Interviewer : What made you want to go into music and become a rock star ?
Freddie: I don’t know. I think I always liked to sing, I wanted to sing and I didn’t look upon it as a career but I just, you know. When I was a little baby I was in the choir and things like that and I just, I liked to sing, I don’t know, call it natural gift or whatever, you know, I’m not afraid to say it. It’s just I like to sing and then I suddenly realized that I could actually write songs and then make my own music rather than before I would, you know, sort of copy Elvis Presley songs and things as I do, then I realized that I could actually write my own songs and do it my own way. Then suddenly, you know, there was a little taste of success so… Everybody wants to be a star, you know, in whatever way they all want to be successful, you know. You look at films where they all want to be a successful actress or actor. So you know, of course I never ever thought I was going to make a career of it. Suddenly I realized that this is the best thing I could do. And whenever it’s interesting that’s always what you really like doing, isn’t it ?, so what I’m doing right now is what interests me and I’m very happy that people buy my records and they like me and the day they stop buying my records I’ll go ‘Buy some more’, or give it all up.
Interviewer : What do you feel it is the hardest part of your role as an entertainer, as a singer ?
Freddie: Thinking of my next costume, what I’m going to wear, cause I’ve just about worn everything. No, I don’t really know, I don’t really know about that. At the moment I think it’s quite easy, you know. I know most people think… Once you get into the niche and you get into… it’s quite easy , you just keep… the hardest thing actually after all these years I have actually to maintain the level of success that you’ve achieved. That’s the hardest thing. Because I think when you go all the way up the only place is to come down, so… that’s the hardest thing. You know, how much higher you can go, and it’s just… you have to find different things to do, and say OK, there’s this little gap that’s left, we have to sort of push ourselves in this direction and things like that. That’s the hardest thing, the hardest thing is to maintain that level of success. When you first start up, cause you say ‘oh !, I’ve done that, let’s go there ?, so when you’re climbing, you know the escalator is going up and once you go up there, it’s sort of like you tread up, you keep treading at the top cause you don’t want to go down. That’s a hard thing.

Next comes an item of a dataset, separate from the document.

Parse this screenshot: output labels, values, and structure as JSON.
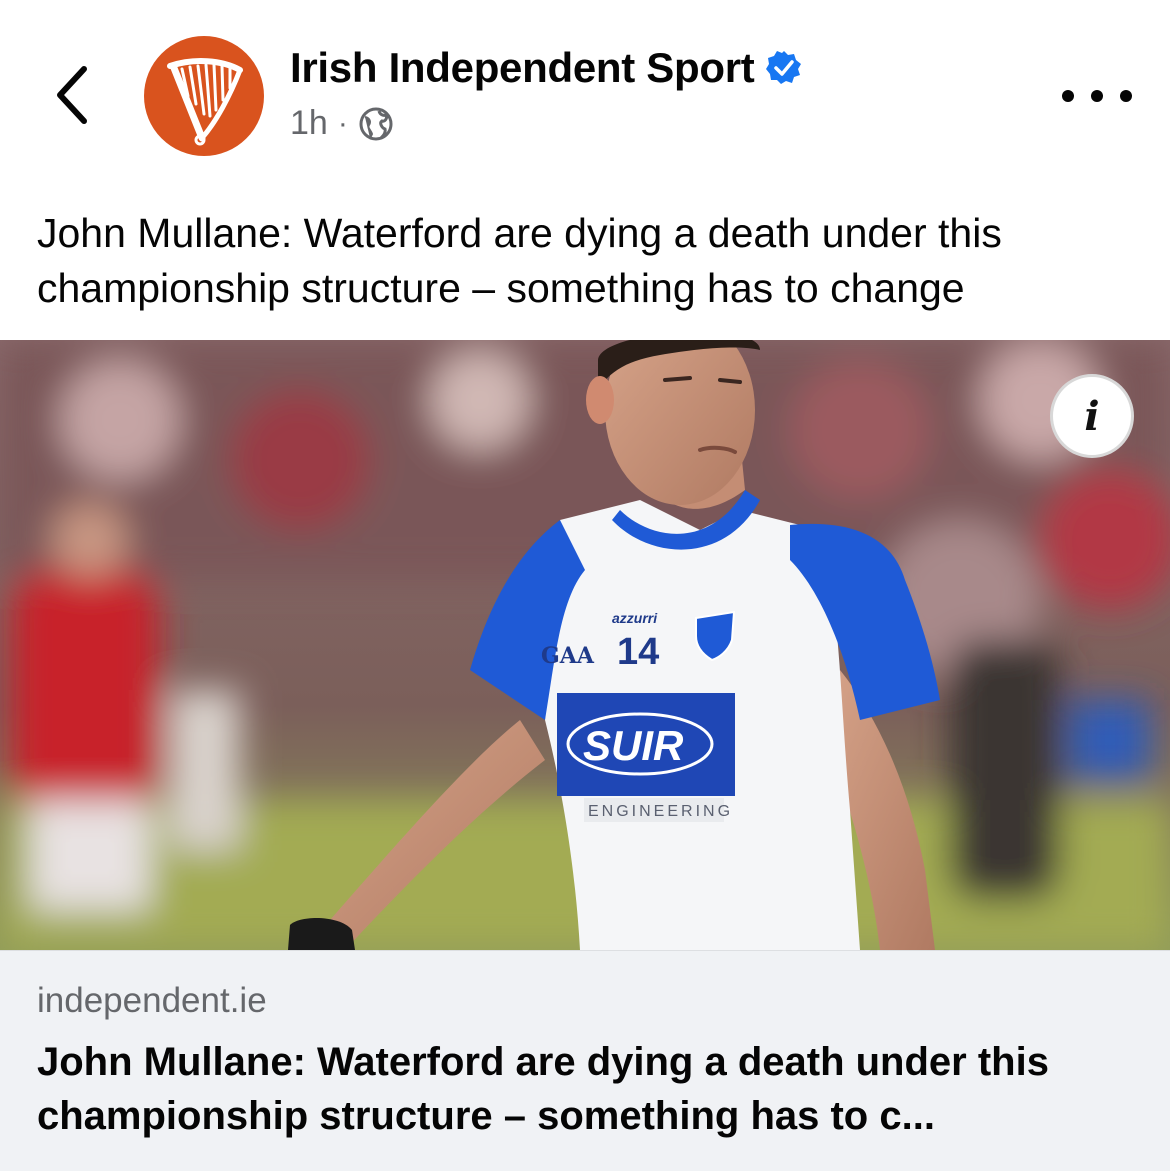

Interviewer : Does the song-writing come easy, or how do you tackle that, Freddie ?
Freddie: Song-writing comes… The structure of the melody comes easy to me, it’s the lyrical content that I find hard, cause I’m not a poet, I just like to write nice little catchy tunes that’s basically what I like to do. In term of the lyrical content that’s difficult. So I have to work on that part of it. The other side seems to come… it’s easier for me to write a melody and a structure but in terms of the actual lyric I find that hard because I’m not a poet and I hate writing lyrics anyway. I wish somebody else could do it. I wish I had a Bernie Taupin. Mind you but I’m not like that, I like to do it all myself anyway. I’m a greedy bitch.
Interviewer : How do you like to be remembered in the music business ?
Freddie: Oh, I don’t know, I just… I haven’t thought about that. Dead and gone. No, I haven’t thought about that. I don’t really think about, my God, when I’m dead are they going to remember me ? I don’t really think about it, it’s up to them. When I’m dead, who cares ? I don’t.